COEUR d’ALENE — While nearly 250 people showed up in force Monday to cheer on the Second Amendment and listen to speakers discuss their views on the history and future of gun rights in America, one notable voice was absent.
Rep. Matt Shea, the scheduled keynote speaker at a Coeur d’Alene rally organized by activist Charlene Baron at McEuen Park, was a no-show.
Shea, who has been asked to resign from the Washington Legislature by both Republican leadership and Democrats, was originally one of five scheduled speakers to attend the rally, alongside sheriff candidate Rick Whitehead, legislative candidate Tim Kastning, and Bonner County’s Danielle Aherns and Cornel Rasor.
A representative from Shea’s office said the Spokane Valley lawmaker had no comment. Baron said Shea was precluded from making an appearance because the Washington Legislature was in session.
The gathering was one of a network of rallies across the country to show solidarity for the Second Amendment, which has come under scrutiny in Virginia after a mass shooting prompted Gov. Ralph Northam to propose sweeping gun legislation.
On Monday, MLK Day, approximately 22,000 gun-rights advocates showed up in Virginia’s capital of Richmond to voice their opposition to their governor’s agenda. The Coeur d’Alene rally, meanwhile, began along the sidewalk where Sherman Avenue meets Northwest Boulevard at 11 a.m.
Evan Anderson, a 14-year-old from Dalton Gardens, said he and his mother went to the event to show their support for a state currently embroiled in debate over the limits of the Second Amendment.

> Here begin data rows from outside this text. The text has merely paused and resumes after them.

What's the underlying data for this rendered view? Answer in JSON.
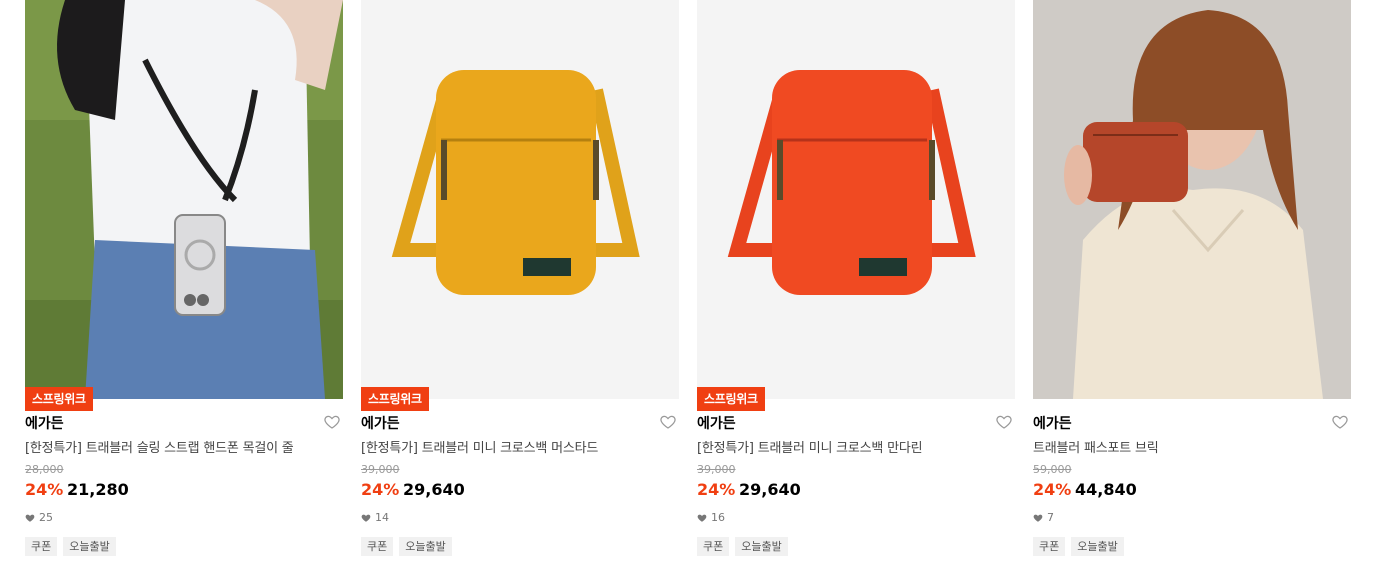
{
  "products": [
    {
      "badge": "스프링위크",
      "brand": "에가든",
      "name": "[한정특가] 트래블러 슬링 스트랩 핸드폰 목걸이 줄",
      "original_price": "28,000",
      "discount": "24%",
      "price": "21,280",
      "likes": "25",
      "tags": [
        "쿠폰",
        "오늘출발"
      ],
      "image_desc": "person-with-phone-strap"
    },
    {
      "badge": "스프링위크",
      "brand": "에가든",
      "name": "[한정특가] 트래블러 미니 크로스백 머스타드",
      "original_price": "39,000",
      "discount": "24%",
      "price": "29,640",
      "likes": "14",
      "tags": [
        "쿠폰",
        "오늘출발"
      ],
      "bag_color": "#eaa71c"
    },
    {
      "badge": "스프링위크",
      "brand": "에가든",
      "name": "[한정특가] 트래블러 미니 크로스백 만다린",
      "original_price": "39,000",
      "discount": "24%",
      "price": "29,640",
      "likes": "16",
      "tags": [
        "쿠폰",
        "오늘출발"
      ],
      "bag_color": "#f04a22"
    },
    {
      "badge": "",
      "brand": "에가든",
      "name": "트래블러 패스포트 브릭",
      "original_price": "59,000",
      "discount": "24%",
      "price": "44,840",
      "likes": "7",
      "tags": [
        "쿠폰",
        "오늘출발"
      ],
      "bag_color": "#b5462a"
    }
  ],
  "colors": {
    "accent": "#f03f12"
  }
}
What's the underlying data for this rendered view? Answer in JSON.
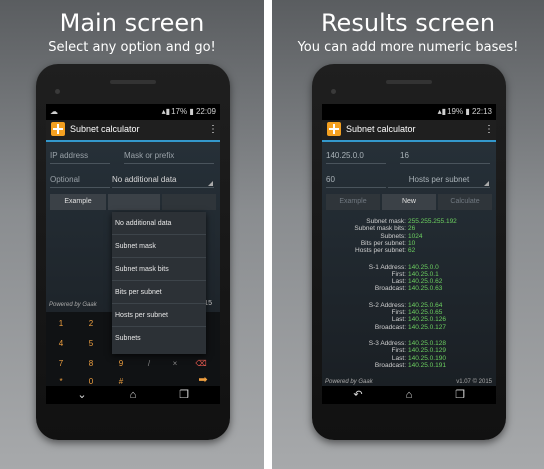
{
  "left": {
    "heading": "Main screen",
    "subheading": "Select any option and go!",
    "status": {
      "battery": "17%",
      "time": "22:09"
    },
    "app_title": "Subnet calculator",
    "ip_placeholder": "IP address",
    "mask_placeholder": "Mask or prefix",
    "optional_placeholder": "Optional",
    "select_value": "No additional data",
    "example_label": "Example",
    "powered_by": "Powered by Gaak",
    "side_number": "15",
    "dropdown": [
      "No additional data",
      "Subnet mask",
      "Subnet mask bits",
      "Bits per subnet",
      "Hosts per subnet",
      "Subnets"
    ],
    "keys": [
      "1",
      "2",
      "4",
      "5",
      "7",
      "8",
      "9",
      "*",
      "0",
      "#"
    ]
  },
  "right": {
    "heading": "Results screen",
    "subheading": "You can add more numeric bases!",
    "status": {
      "battery": "19%",
      "time": "22:13"
    },
    "app_title": "Subnet calculator",
    "ip_value": "140.25.0.0",
    "mask_value": "16",
    "optional_value": "60",
    "select_value": "Hosts per subnet",
    "example_label": "Example",
    "new_label": "New",
    "calculate_label": "Calculate",
    "summary": [
      {
        "k": "Subnet mask:",
        "v": "255.255.255.192"
      },
      {
        "k": "Subnet mask bits:",
        "v": "26"
      },
      {
        "k": "Subnets:",
        "v": "1024"
      },
      {
        "k": "Bits per subnet:",
        "v": "10"
      },
      {
        "k": "Hosts per subnet:",
        "v": "62"
      }
    ],
    "subnets": [
      [
        {
          "k": "S-1 Address:",
          "v": "140.25.0.0"
        },
        {
          "k": "First:",
          "v": "140.25.0.1"
        },
        {
          "k": "Last:",
          "v": "140.25.0.62"
        },
        {
          "k": "Broadcast:",
          "v": "140.25.0.63"
        }
      ],
      [
        {
          "k": "S-2 Address:",
          "v": "140.25.0.64"
        },
        {
          "k": "First:",
          "v": "140.25.0.65"
        },
        {
          "k": "Last:",
          "v": "140.25.0.126"
        },
        {
          "k": "Broadcast:",
          "v": "140.25.0.127"
        }
      ],
      [
        {
          "k": "S-3 Address:",
          "v": "140.25.0.128"
        },
        {
          "k": "First:",
          "v": "140.25.0.129"
        },
        {
          "k": "Last:",
          "v": "140.25.0.190"
        },
        {
          "k": "Broadcast:",
          "v": "140.25.0.191"
        }
      ]
    ],
    "powered_by": "Powered by Gaak",
    "version": "v1.07 © 2015"
  },
  "colors": {
    "accent": "#3398cc",
    "result_value": "#6cd060",
    "key": "#f0a040",
    "logo": "#f4a020"
  }
}
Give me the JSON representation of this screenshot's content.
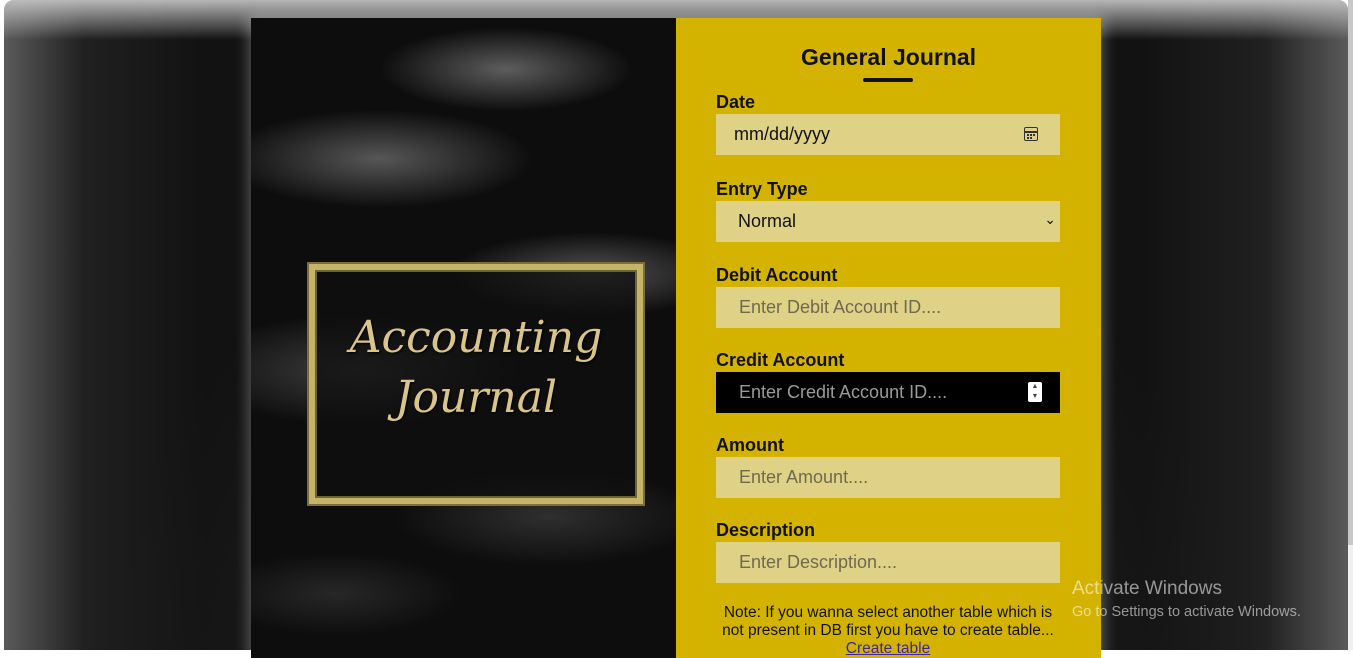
{
  "form": {
    "title": "General Journal",
    "date": {
      "label": "Date",
      "placeholder": "mm/dd/yyyy"
    },
    "entry_type": {
      "label": "Entry Type",
      "selected": "Normal"
    },
    "debit_account": {
      "label": "Debit Account",
      "placeholder": "Enter Debit Account ID...."
    },
    "credit_account": {
      "label": "Credit Account",
      "placeholder": "Enter Credit Account ID...."
    },
    "amount": {
      "label": "Amount",
      "placeholder": "Enter Amount...."
    },
    "description": {
      "label": "Description",
      "placeholder": "Enter Description...."
    },
    "note": {
      "text": "Note: If you wanna select another table which is not present in DB first you have to create table...",
      "link": "Create table"
    }
  },
  "cover": {
    "line1": "Accounting",
    "line2": "Journal"
  },
  "watermark": {
    "title": "Activate Windows",
    "subtitle": "Go to Settings to activate Windows."
  },
  "colors": {
    "panel": "#d4b300",
    "field": "#dfd185",
    "focused_field": "#000000",
    "link": "#3d24a8"
  }
}
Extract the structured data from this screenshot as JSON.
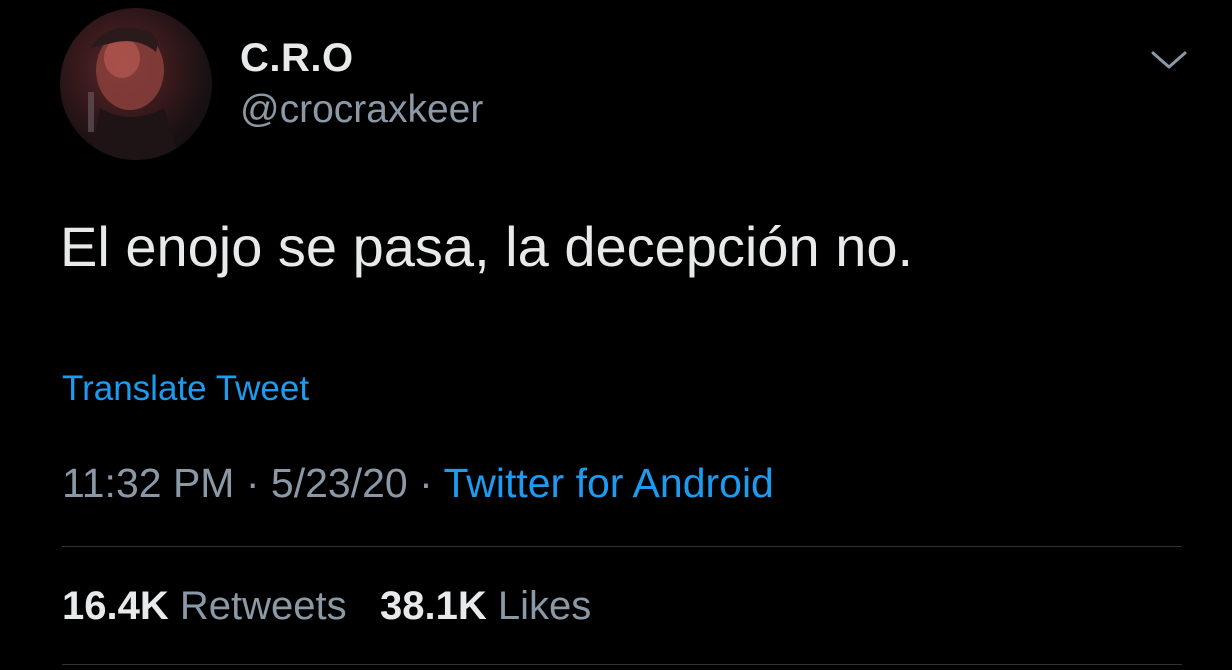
{
  "author": {
    "display_name": "C.R.O",
    "handle": "@crocraxkeer"
  },
  "tweet": {
    "text": "El enojo se pasa, la decepción no.",
    "translate_label": "Translate Tweet",
    "time": "11:32 PM",
    "separator": "·",
    "date": "5/23/20",
    "source": "Twitter for Android"
  },
  "stats": {
    "retweets_count": "16.4K",
    "retweets_label": "Retweets",
    "likes_count": "38.1K",
    "likes_label": "Likes"
  },
  "icons": {
    "menu": "chevron-down-icon"
  },
  "colors": {
    "background": "#000000",
    "primary_text": "#e7e9ea",
    "secondary_text": "#8b98a5",
    "link": "#1d9bf0",
    "divider": "#2f3336"
  }
}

“I’m here to show our great support for Virginia,” he said. “The Second Amendment means a lot to me. I think it’s well-known to many as disuseful, but it’s not. It’s a very important part of who we are.”
Elaine Price was among the rallygoers Monday. She said she braved the cold to ensure Idaho’s constitutional rights remain soundly in its citizens’ sights.
“It takes all of us to keep our rights,” she said. “If we’re complacent, then what’s happening in Virginia could happen here. If we’re complacent, it spreads like wildfire.”
The group then marched to Avista Pavilion in McEuen Park to listen to speakers advocate for the right to bear arms. Baron, who hails from Virginia, said she counted 241 rallygoers at the Pavillion. Armed with American flags and assault rifles, the crowd listened as impassioned 2nd Amendment supporters pontificated on prayer, patriotism and the Constitution.
“‘The ultimate measure of a man,’ Whitehead told the crowd, quoting Martin Luther King, Jr, “‘is not where he stands in moments of comfort and convenience, but where he stands at times of challenge and controversy.’ I’m honored to stand here with you today. God bless you, God bless Virginia, and God bless the U.S.A.”
Alex Barron, a legislative candidate who was not originally scheduled to speak, was introduced as part of the lineup to a round of thunderous applause. In his speech he stressed the importance of maintaining the right to bear arms through political participation.
“You are the people,” Barron told the crowd. “There’s a lot of people who live around here, but there is a very small percentage of people who are active participants...We’ve got a lot of people here in this audience who are active in your politics.”
Afterwards, Barron said the crowd was refreshing.
“I really enjoy being with patriots,” the candidate said, “fighting the good fight. The organizers of the rally did a great job.”
Brent Regan, chair of the Kootenai County Republican Central Committee, closed the event by citing Japanese Admiral Isoruko Yamamoto, who has been long-quoted to express what has kept America safe.
“He said, ‘You cannot invade the mainland of the United States,’” Regan recalled. “‘There will be a rifle behind every blade of grass.”